## SUPPLIED MATERIAL
....

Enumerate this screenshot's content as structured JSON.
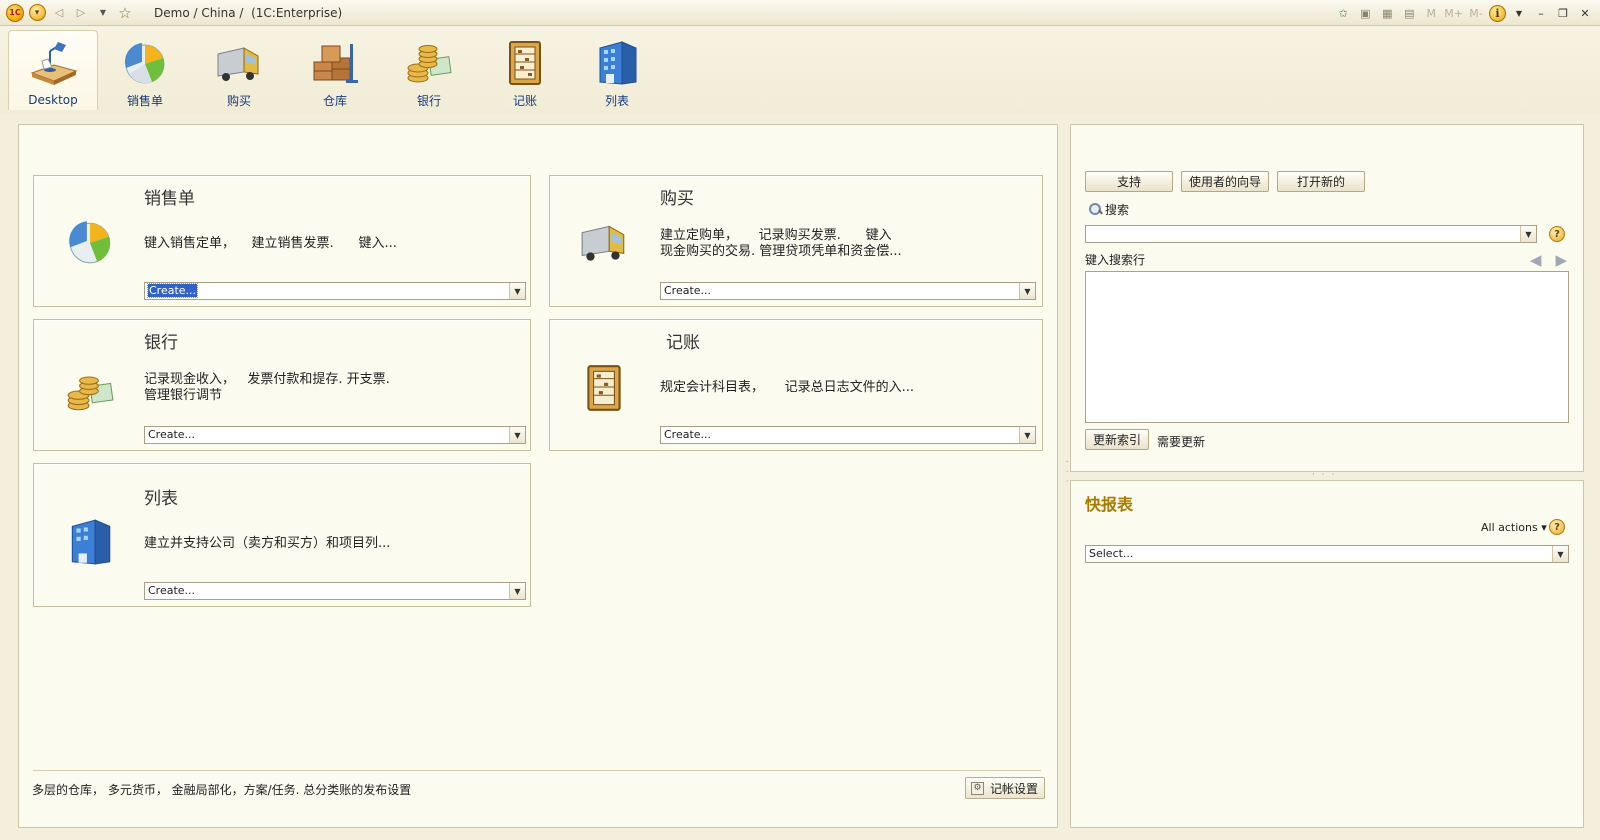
{
  "window": {
    "title": "Demo / China /  (1C:Enterprise)"
  },
  "titlebar": {
    "logo_text": "1C",
    "right_m": "M",
    "right_mplus": "M+",
    "right_mminus": "M-",
    "info": "i"
  },
  "sections": [
    {
      "label": "Desktop",
      "icon": "desk-lamp-icon"
    },
    {
      "label": "销售单",
      "icon": "pie-chart-icon"
    },
    {
      "label": "购买",
      "icon": "truck-icon"
    },
    {
      "label": "仓库",
      "icon": "boxes-icon"
    },
    {
      "label": "银行",
      "icon": "coins-icon"
    },
    {
      "label": "记账",
      "icon": "abacus-icon"
    },
    {
      "label": "列表",
      "icon": "building-icon"
    }
  ],
  "cards": [
    {
      "title": "销售单",
      "desc": "键入销售定单，    建立销售发票.      键入...",
      "combo": "Create...",
      "selected": true
    },
    {
      "title": "购买",
      "desc": "建立定购单，     记录购买发票.      键入\n现金购买的交易. 管理贷项凭单和资金偿...",
      "combo": "Create..."
    },
    {
      "title": "银行",
      "desc": "记录现金收入，   发票付款和提存. 开支票.\n管理银行调节",
      "combo": "Create..."
    },
    {
      "title": "记账",
      "desc": "规定会计科目表，     记录总日志文件的入...",
      "combo": "Create..."
    },
    {
      "title": "列表",
      "desc": "建立并支持公司（卖方和买方）和项目列...",
      "combo": "Create..."
    }
  ],
  "footer": {
    "text": "多层的仓库，  多元货币，  金融局部化，方案/任务. 总分类账的发布设置",
    "settings_button": "记帐设置"
  },
  "search_panel": {
    "buttons": [
      "支持",
      "使用者的向导",
      "打开新的"
    ],
    "search_label": "搜索",
    "search_value": "",
    "hint": "键入搜索行",
    "update_button": "更新索引",
    "needs_update": "需要更新",
    "help": "?"
  },
  "reports_panel": {
    "title": "快报表",
    "all_actions": "All actions ▾",
    "select_value": "Select...",
    "help": "?"
  },
  "colors": {
    "link_blue": "#1a3a7a",
    "report_title": "#a67c00",
    "selection": "#3162c8"
  }
}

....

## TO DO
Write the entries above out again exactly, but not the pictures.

## WORKED SOLUTION
Enumerate this screenshot's content as structured JSON.
{
  "window": {
    "title": "Demo / China /  (1C:Enterprise)"
  },
  "titlebar": {
    "logo_text": "1C",
    "right_m": "M",
    "right_mplus": "M+",
    "right_mminus": "M-",
    "info": "i"
  },
  "sections": [
    {
      "label": "Desktop",
      "icon": "desk-lamp-icon"
    },
    {
      "label": "销售单",
      "icon": "pie-chart-icon"
    },
    {
      "label": "购买",
      "icon": "truck-icon"
    },
    {
      "label": "仓库",
      "icon": "boxes-icon"
    },
    {
      "label": "银行",
      "icon": "coins-icon"
    },
    {
      "label": "记账",
      "icon": "abacus-icon"
    },
    {
      "label": "列表",
      "icon": "building-icon"
    }
  ],
  "cards": [
    {
      "title": "销售单",
      "desc": "键入销售定单，    建立销售发票.      键入...",
      "combo": "Create...",
      "selected": true
    },
    {
      "title": "购买",
      "desc": "建立定购单，     记录购买发票.      键入\n现金购买的交易. 管理贷项凭单和资金偿...",
      "combo": "Create..."
    },
    {
      "title": "银行",
      "desc": "记录现金收入，   发票付款和提存. 开支票.\n管理银行调节",
      "combo": "Create..."
    },
    {
      "title": "记账",
      "desc": "规定会计科目表，     记录总日志文件的入...",
      "combo": "Create..."
    },
    {
      "title": "列表",
      "desc": "建立并支持公司（卖方和买方）和项目列...",
      "combo": "Create..."
    }
  ],
  "footer": {
    "text": "多层的仓库，  多元货币，  金融局部化，方案/任务. 总分类账的发布设置",
    "settings_button": "记帐设置"
  },
  "search_panel": {
    "buttons": [
      "支持",
      "使用者的向导",
      "打开新的"
    ],
    "search_label": "搜索",
    "search_value": "",
    "hint": "键入搜索行",
    "update_button": "更新索引",
    "needs_update": "需要更新",
    "help": "?"
  },
  "reports_panel": {
    "title": "快报表",
    "all_actions": "All actions ▾",
    "select_value": "Select...",
    "help": "?"
  },
  "colors": {
    "link_blue": "#1a3a7a",
    "report_title": "#a67c00",
    "selection": "#3162c8"
  }
}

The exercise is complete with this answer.